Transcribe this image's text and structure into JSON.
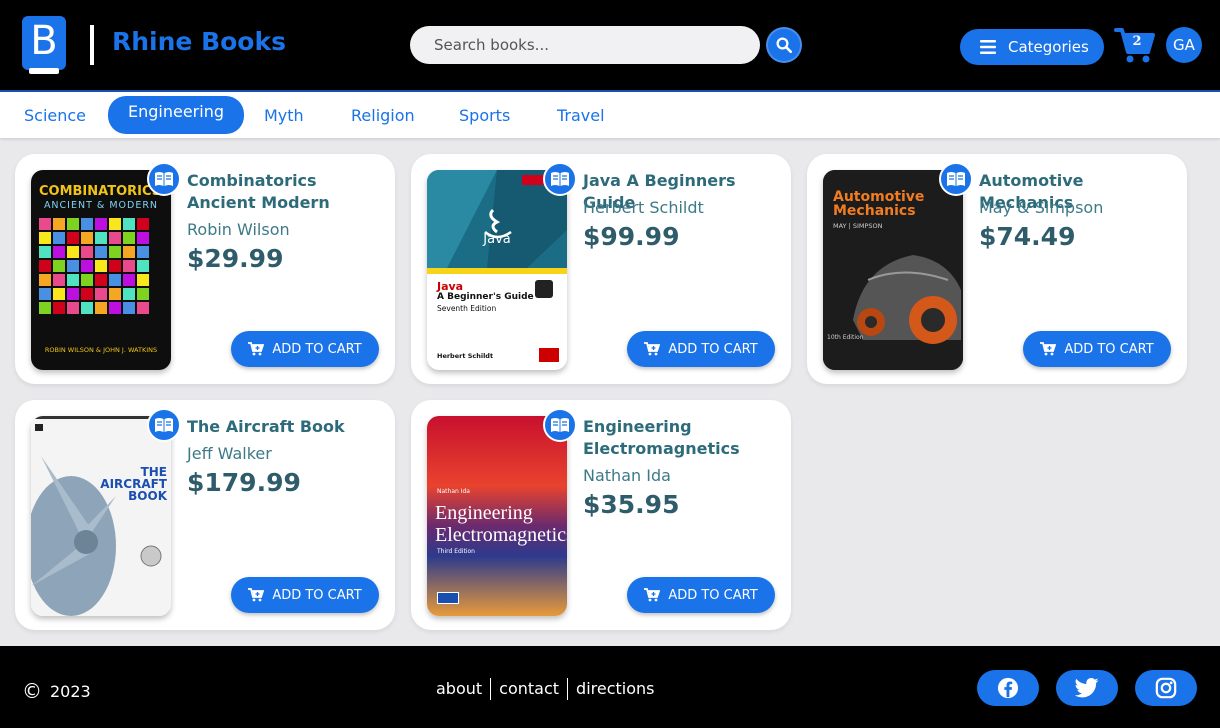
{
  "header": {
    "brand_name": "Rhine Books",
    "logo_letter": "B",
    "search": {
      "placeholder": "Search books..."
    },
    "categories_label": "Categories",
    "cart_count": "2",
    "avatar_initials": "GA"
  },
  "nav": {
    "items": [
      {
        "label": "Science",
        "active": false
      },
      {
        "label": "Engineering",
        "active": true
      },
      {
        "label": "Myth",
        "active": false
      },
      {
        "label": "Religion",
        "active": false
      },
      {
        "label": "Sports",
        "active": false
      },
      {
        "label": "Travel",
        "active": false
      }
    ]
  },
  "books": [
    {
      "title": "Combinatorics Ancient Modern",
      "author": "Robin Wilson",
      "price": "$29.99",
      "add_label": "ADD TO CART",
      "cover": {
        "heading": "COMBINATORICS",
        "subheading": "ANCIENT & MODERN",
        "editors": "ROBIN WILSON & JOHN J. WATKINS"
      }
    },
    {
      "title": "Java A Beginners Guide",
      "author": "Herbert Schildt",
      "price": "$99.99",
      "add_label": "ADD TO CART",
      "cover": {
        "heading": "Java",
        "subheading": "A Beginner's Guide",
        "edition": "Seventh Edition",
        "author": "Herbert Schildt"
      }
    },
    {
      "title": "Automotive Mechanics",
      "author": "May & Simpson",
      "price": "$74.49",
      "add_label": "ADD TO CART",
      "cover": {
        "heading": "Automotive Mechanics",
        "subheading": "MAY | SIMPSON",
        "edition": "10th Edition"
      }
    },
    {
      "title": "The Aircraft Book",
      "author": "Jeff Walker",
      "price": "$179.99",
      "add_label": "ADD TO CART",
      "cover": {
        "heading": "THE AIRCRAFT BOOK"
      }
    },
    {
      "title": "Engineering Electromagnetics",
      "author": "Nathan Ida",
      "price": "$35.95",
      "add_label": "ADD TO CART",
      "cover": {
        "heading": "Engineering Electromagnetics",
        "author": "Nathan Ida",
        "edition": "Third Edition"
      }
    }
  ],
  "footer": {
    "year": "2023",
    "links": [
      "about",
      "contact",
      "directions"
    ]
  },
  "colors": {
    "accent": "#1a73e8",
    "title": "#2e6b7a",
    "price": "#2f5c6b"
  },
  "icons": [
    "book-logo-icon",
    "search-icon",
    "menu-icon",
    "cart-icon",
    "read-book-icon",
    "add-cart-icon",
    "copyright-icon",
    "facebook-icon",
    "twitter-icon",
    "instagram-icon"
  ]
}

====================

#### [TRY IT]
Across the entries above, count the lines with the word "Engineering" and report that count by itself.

#### [SOLVED EXERCISE]
3